Directions: Copy all entries verbatim and keep any pictures out of the copy.

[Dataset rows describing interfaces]

• • • • •

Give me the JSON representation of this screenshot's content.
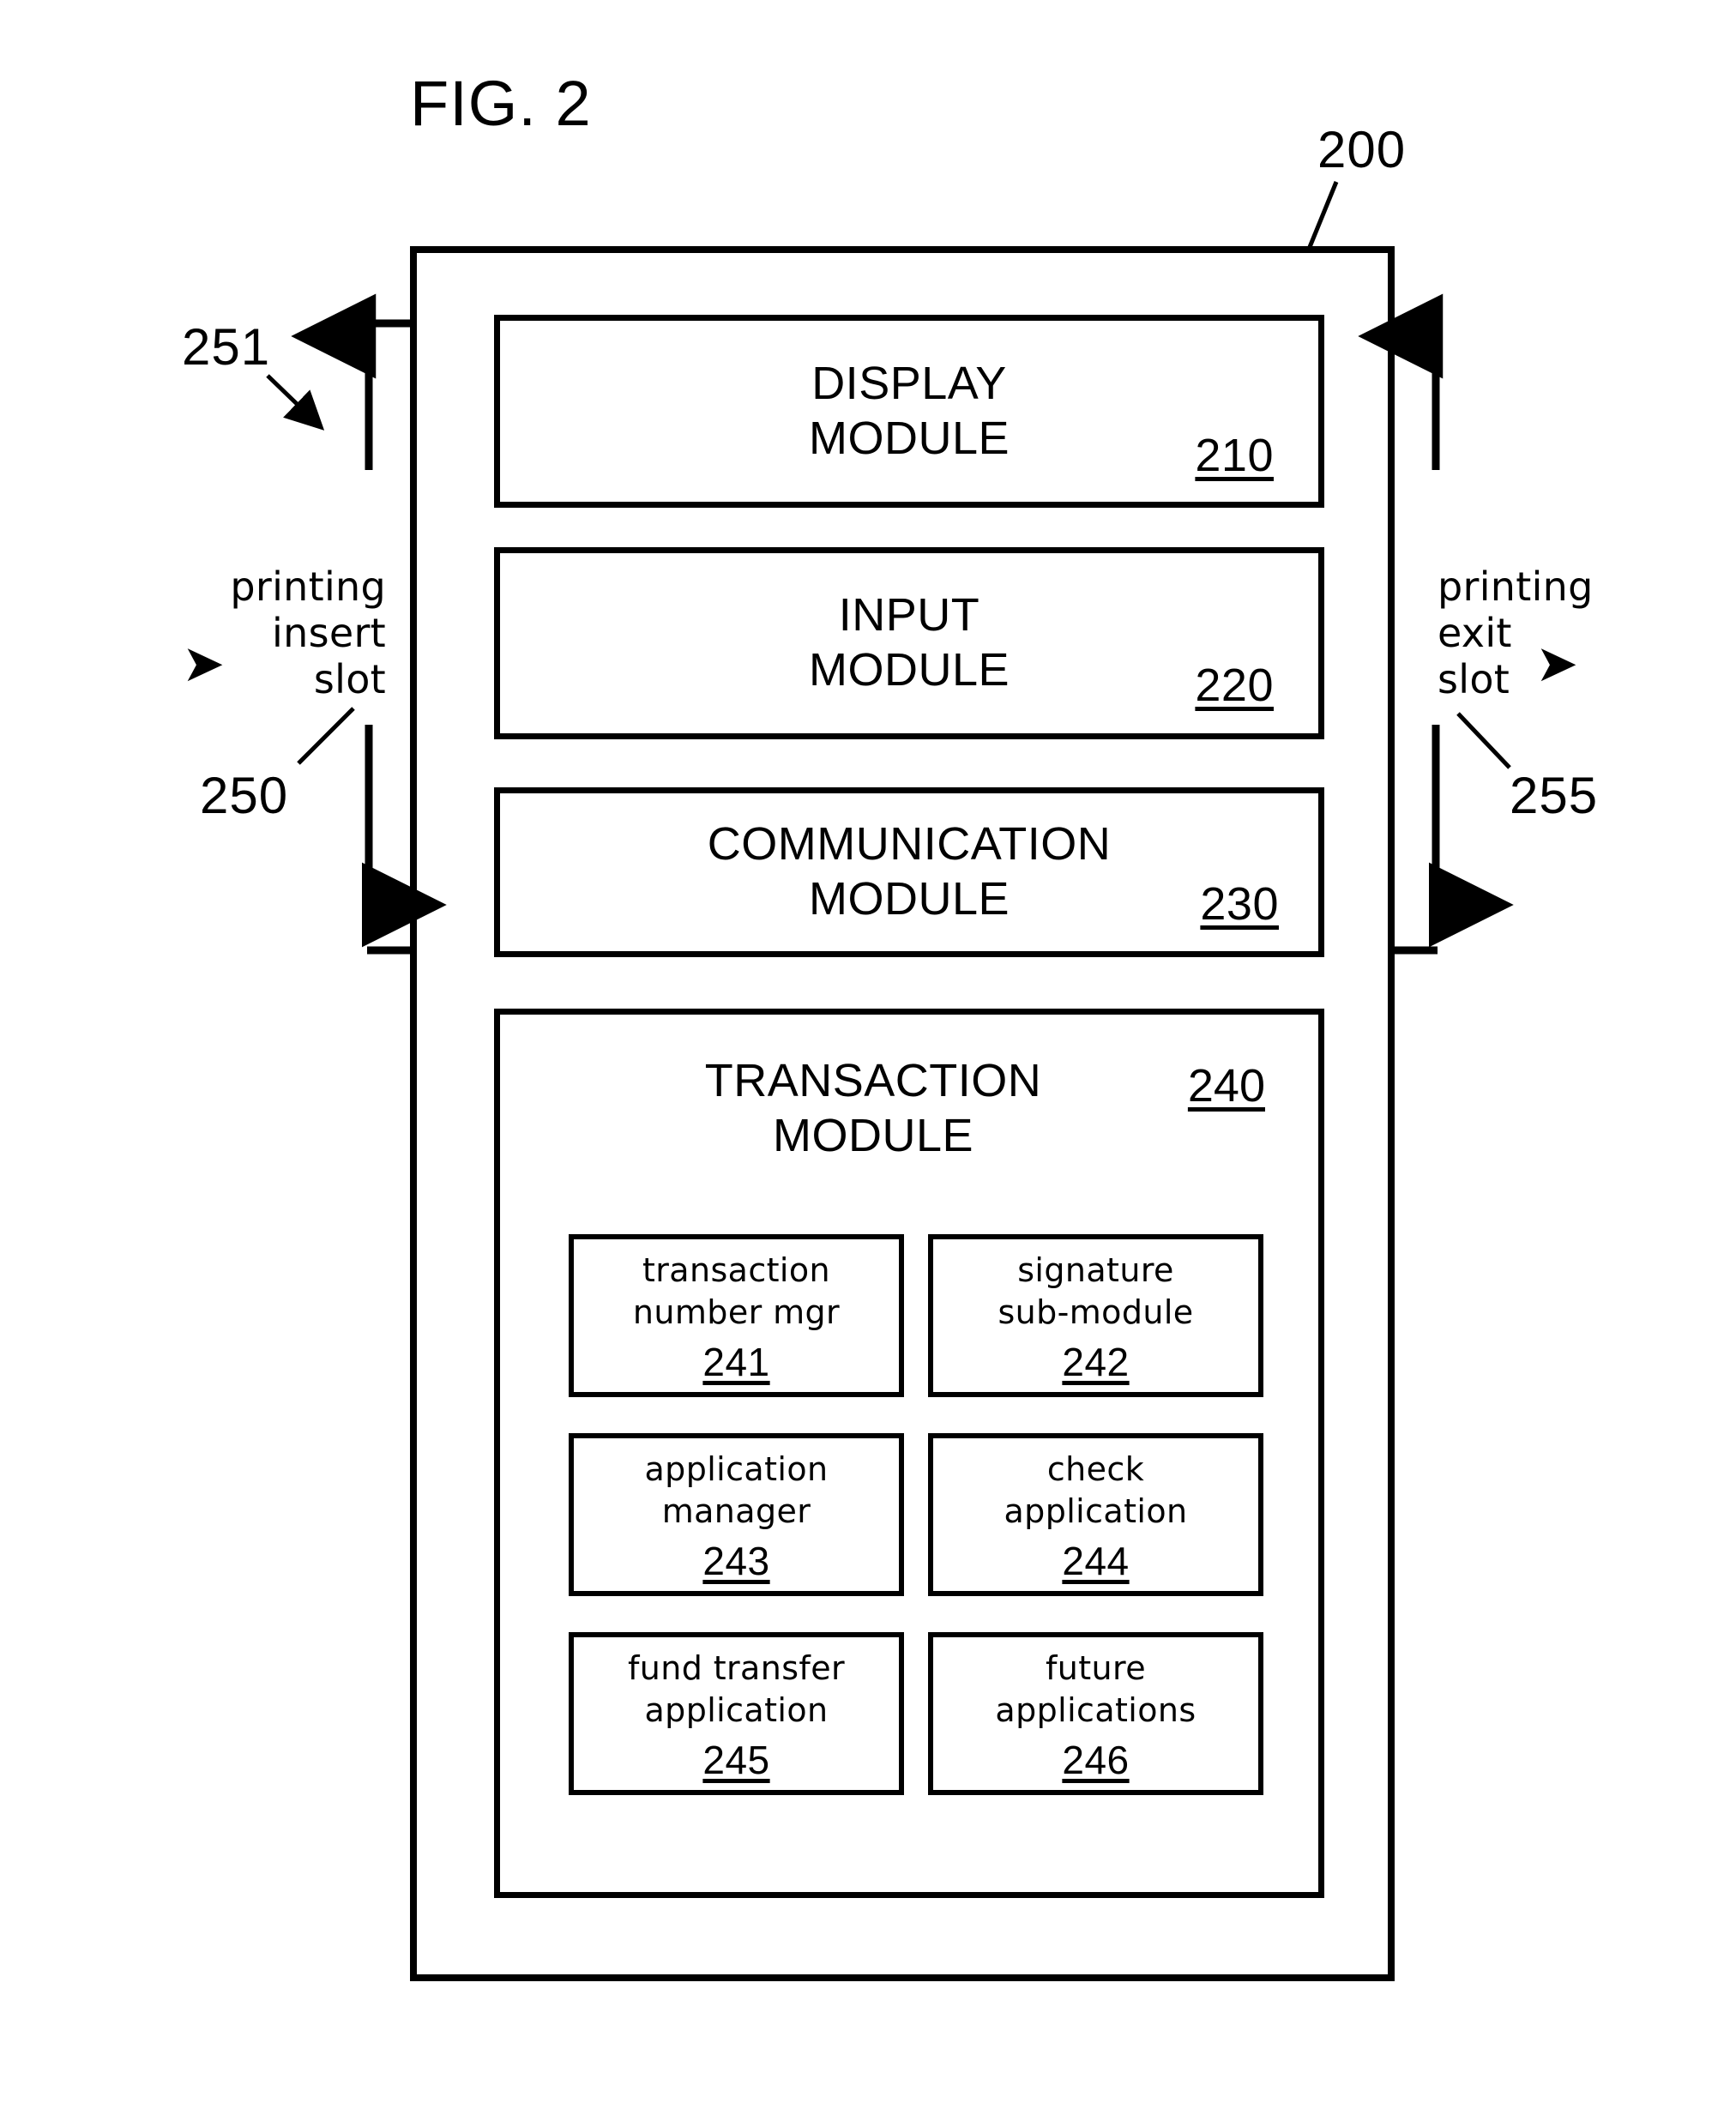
{
  "figure": {
    "title": "FIG. 2",
    "device_ref": "200"
  },
  "modules": [
    {
      "name": "display-module",
      "title": "DISPLAY\nMODULE",
      "ref": "210"
    },
    {
      "name": "input-module",
      "title": "INPUT\nMODULE",
      "ref": "220"
    },
    {
      "name": "communication-module",
      "title": "COMMUNICATION\nMODULE",
      "ref": "230"
    }
  ],
  "transaction_module": {
    "title": "TRANSACTION\nMODULE",
    "ref": "240",
    "sub_modules": [
      {
        "name": "transaction-number-mgr",
        "label": "transaction\nnumber mgr",
        "ref": "241"
      },
      {
        "name": "signature-sub-module",
        "label": "signature\nsub-module",
        "ref": "242"
      },
      {
        "name": "application-manager",
        "label": "application\nmanager",
        "ref": "243"
      },
      {
        "name": "check-application",
        "label": "check\napplication",
        "ref": "244"
      },
      {
        "name": "fund-transfer-application",
        "label": "fund transfer\napplication",
        "ref": "245"
      },
      {
        "name": "future-applications",
        "label": "future\napplications",
        "ref": "246"
      }
    ]
  },
  "annotations": {
    "insert_slot_label": "printing\ninsert\nslot",
    "insert_slot_arrow": "➤",
    "insert_slot_ref": "250",
    "insert_span_ref": "251",
    "exit_slot_label": "printing\nexit\nslot",
    "exit_slot_arrow": "➤",
    "exit_slot_ref": "255"
  },
  "colors": {
    "ink": "#000000",
    "paper": "#ffffff"
  }
}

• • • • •

Solution for this task:
Give me the JSON representation of this screenshot's content.
{
  "figure": {
    "title": "FIG. 2",
    "device_ref": "200"
  },
  "modules": [
    {
      "name": "display-module",
      "title": "DISPLAY\nMODULE",
      "ref": "210"
    },
    {
      "name": "input-module",
      "title": "INPUT\nMODULE",
      "ref": "220"
    },
    {
      "name": "communication-module",
      "title": "COMMUNICATION\nMODULE",
      "ref": "230"
    }
  ],
  "transaction_module": {
    "title": "TRANSACTION\nMODULE",
    "ref": "240",
    "sub_modules": [
      {
        "name": "transaction-number-mgr",
        "label": "transaction\nnumber mgr",
        "ref": "241"
      },
      {
        "name": "signature-sub-module",
        "label": "signature\nsub-module",
        "ref": "242"
      },
      {
        "name": "application-manager",
        "label": "application\nmanager",
        "ref": "243"
      },
      {
        "name": "check-application",
        "label": "check\napplication",
        "ref": "244"
      },
      {
        "name": "fund-transfer-application",
        "label": "fund transfer\napplication",
        "ref": "245"
      },
      {
        "name": "future-applications",
        "label": "future\napplications",
        "ref": "246"
      }
    ]
  },
  "annotations": {
    "insert_slot_label": "printing\ninsert\nslot",
    "insert_slot_arrow": "➤",
    "insert_slot_ref": "250",
    "insert_span_ref": "251",
    "exit_slot_label": "printing\nexit\nslot",
    "exit_slot_arrow": "➤",
    "exit_slot_ref": "255"
  },
  "colors": {
    "ink": "#000000",
    "paper": "#ffffff"
  }
}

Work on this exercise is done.